- In April, Energy New England (ENE), which markets energy to MLPs, began encouraging MLPs in the eastern part of the state to enter into long-term power purchasing agreements (PPAs) with the Palmer plant, falsely touting its climate benefits and claiming that the facility would be eligible for MA renewable energy credits by fall 2019. PFPI, Arise, and the Springfield Climate Justice Coalition (SCJC) wrote a letter to ENE last May expressing their outrage and urging ENE to stop peddling polluting Palmer power. The Palmer developers need commitments to purchase their power in order to secure financing to begin construction.
- Shortly thereafter, the Baker Administration issued draft rules that would have dramatically weakened the RPS biomass criteria and allowed Palmer to become eligible for renewable energy credits (RECs). Springfield groups demanded and secured a public hearing on the rule change, citing MA’s EJ policy. After hearing from hundreds of citizens and organizations opposing the rule change, the Baker Administration has still not released final regulations. If Baker’s proposed RPS rule changes are adopted, Palmer could reap an estimated $10-12 million in RECs each year, in perpetuity.
- In late 2019, the U.S. House Ways & Means Committee, chaired by Congressman Richie Neal, whose district contains Springfield, introduced the GREEN Act, which revived the renewable energy production tax credits (PTC) for biomass power plants. PFPI, Arise, and SCJC wrote a letter to Congressman Neal urging him to remove incentives for biomass in the GREEN Act. Instead, the tax credit was extended through 2020 as part of the FY 2020 federal budget, and this year House Democrats proposed extending the tax credit through 2025. If Congress passes the tax credits advanced by the House Ways & Means Committee, Palmer would be eligible for an estimated $33 million over ten years.

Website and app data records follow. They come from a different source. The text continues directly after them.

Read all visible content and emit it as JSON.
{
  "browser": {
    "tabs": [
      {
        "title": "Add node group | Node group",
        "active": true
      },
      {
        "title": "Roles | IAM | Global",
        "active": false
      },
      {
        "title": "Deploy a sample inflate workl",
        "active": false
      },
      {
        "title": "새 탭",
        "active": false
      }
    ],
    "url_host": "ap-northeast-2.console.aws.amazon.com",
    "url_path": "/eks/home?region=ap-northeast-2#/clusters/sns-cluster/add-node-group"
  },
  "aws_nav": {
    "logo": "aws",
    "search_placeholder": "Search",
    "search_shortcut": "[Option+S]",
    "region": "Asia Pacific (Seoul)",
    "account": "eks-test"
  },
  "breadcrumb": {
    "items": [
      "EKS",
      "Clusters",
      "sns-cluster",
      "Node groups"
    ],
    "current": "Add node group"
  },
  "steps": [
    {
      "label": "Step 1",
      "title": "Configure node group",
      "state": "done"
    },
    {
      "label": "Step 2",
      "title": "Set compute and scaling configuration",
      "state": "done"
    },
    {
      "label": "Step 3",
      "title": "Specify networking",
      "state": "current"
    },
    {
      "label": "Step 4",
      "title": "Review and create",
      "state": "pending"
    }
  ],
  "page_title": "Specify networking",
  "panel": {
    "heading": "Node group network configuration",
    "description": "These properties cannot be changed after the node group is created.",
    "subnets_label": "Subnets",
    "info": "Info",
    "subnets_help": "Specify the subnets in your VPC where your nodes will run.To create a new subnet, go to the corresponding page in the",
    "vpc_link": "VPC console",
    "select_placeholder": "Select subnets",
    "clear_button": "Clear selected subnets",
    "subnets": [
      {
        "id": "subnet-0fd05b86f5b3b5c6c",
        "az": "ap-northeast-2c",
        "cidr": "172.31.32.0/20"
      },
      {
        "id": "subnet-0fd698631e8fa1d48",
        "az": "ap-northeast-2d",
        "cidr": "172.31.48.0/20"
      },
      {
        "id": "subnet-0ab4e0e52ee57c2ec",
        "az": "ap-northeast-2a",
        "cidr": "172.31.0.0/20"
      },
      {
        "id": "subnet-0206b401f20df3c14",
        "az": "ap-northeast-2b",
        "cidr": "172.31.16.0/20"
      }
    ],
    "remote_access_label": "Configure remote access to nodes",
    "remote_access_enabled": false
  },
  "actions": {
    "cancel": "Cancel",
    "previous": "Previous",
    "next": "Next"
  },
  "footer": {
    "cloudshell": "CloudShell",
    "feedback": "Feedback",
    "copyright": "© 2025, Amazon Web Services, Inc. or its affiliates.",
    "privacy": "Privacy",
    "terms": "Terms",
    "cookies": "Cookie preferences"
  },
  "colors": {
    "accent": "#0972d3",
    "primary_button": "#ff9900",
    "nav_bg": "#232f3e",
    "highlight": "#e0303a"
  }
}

- On July 29, 2020, the Massachusetts House of Representatives introduced its 2050 Climate Roadmap bill, which included the proposed MLP GHG emission standard, and passed the bill two days later, with almost no opportunity for public input. If the language in H.4933 Section 15 calling biomass “non-carbon emitting energy” is not removed, it will provide a clear incentive for municipalities to purchase power from Palmer biomass, potentially providing the green light for Palmer to receive the financing it needs to begin construction. It will also encourage municipal light plants to purchase power from existing biomass plants in Maine and elsewhere in New England that are too polluting to qualify for renewable energy subsidies in MA.
Take Action for Clean Air and Environmental Justice!
A conference committee has been set up to negotiate the final language of the climate bill, comprised of six members: Senators Michael Barrett, Cynthia Creem, and Patrick O’Connor, and Representatives Tom Golden, Patricia Haddad, and Brad Jones. Whatever comes out of the climate conference committee this fall will be voted on without further opportunity for amendment. It would then go to Governor Baker for his signature.
MA residents can take action by contacting their state legislators and urging them to reach out to their peers on the climate conference committee to oppose language in the House bill that defines biomass energy as “non-carbon emitting,” and by signing this petition to the conference committee chairs, Senator Barrett and Rep. Golden.
[i] Mary S. Booth, Partnership for Policy Integrity, Trees, Trash, and Toxics: How Biomass Energy Has Become the New Coal (2014), http://www.pfpi.net/wp-content/uploads/2014/04/PFPI-Biomass-is-the-New-Coal-April-2-2014.pdf.
[ii] 310 CMR 7.75(2).
[iii] Manomet Center for Conservation Sciences, Biomass Sustainability and Carbon Policy Study (June 2010), https://www.mass.gov/files/documents/2016/08/qx/manomet-biomass-report-full-hirez.pdf.
[iv] M.G.L. c. 25A, § 11F½.
[v] Asthma & Allergy Found. of America, Asthma Capitals 2019: The Most Challenging Places to Live with Asthma (2019), https://www.aafa.org/media/2426/aafa-2019-asthma-capitals-report.pdf
[vi] Xiao Wu and Rachel C. Nethery, Harvard T.H. Chan School of Public Health, Exposure to Air Pollution and COVID-19 Mortality in the United States: A Nationwide Cross-Sectional Study (April 24, 2020), https://projects.iq.harvard.edu/covid-pm